Exercise goal -
The answer is the complete listing below, written out again exactly.

Data provided -
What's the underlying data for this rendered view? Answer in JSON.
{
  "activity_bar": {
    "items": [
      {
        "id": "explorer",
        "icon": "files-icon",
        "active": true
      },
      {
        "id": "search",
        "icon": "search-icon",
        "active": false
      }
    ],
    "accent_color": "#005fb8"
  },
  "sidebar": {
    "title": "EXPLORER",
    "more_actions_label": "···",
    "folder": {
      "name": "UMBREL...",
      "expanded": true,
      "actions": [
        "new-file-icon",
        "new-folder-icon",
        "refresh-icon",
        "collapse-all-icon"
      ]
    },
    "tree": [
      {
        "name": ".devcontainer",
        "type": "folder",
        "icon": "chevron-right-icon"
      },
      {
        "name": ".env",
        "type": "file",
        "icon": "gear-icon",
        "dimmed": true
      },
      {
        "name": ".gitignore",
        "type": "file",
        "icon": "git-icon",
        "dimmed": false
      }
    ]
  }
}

Solution for this exercise -
What's the underlying data for this rendered view? Answer in JSON.
{
  "activity_bar": {
    "items": [
      {
        "id": "explorer",
        "icon": "files-icon",
        "active": true
      },
      {
        "id": "search",
        "icon": "search-icon",
        "active": false
      }
    ],
    "accent_color": "#005fb8"
  },
  "sidebar": {
    "title": "EXPLORER",
    "more_actions_label": "···",
    "folder": {
      "name": "UMBREL...",
      "expanded": true,
      "actions": [
        "new-file-icon",
        "new-folder-icon",
        "refresh-icon",
        "collapse-all-icon"
      ]
    },
    "tree": [
      {
        "name": ".devcontainer",
        "type": "folder",
        "icon": "chevron-right-icon"
      },
      {
        "name": ".env",
        "type": "file",
        "icon": "gear-icon",
        "dimmed": true
      },
      {
        "name": ".gitignore",
        "type": "file",
        "icon": "git-icon",
        "dimmed": false
      }
    ]
  }
}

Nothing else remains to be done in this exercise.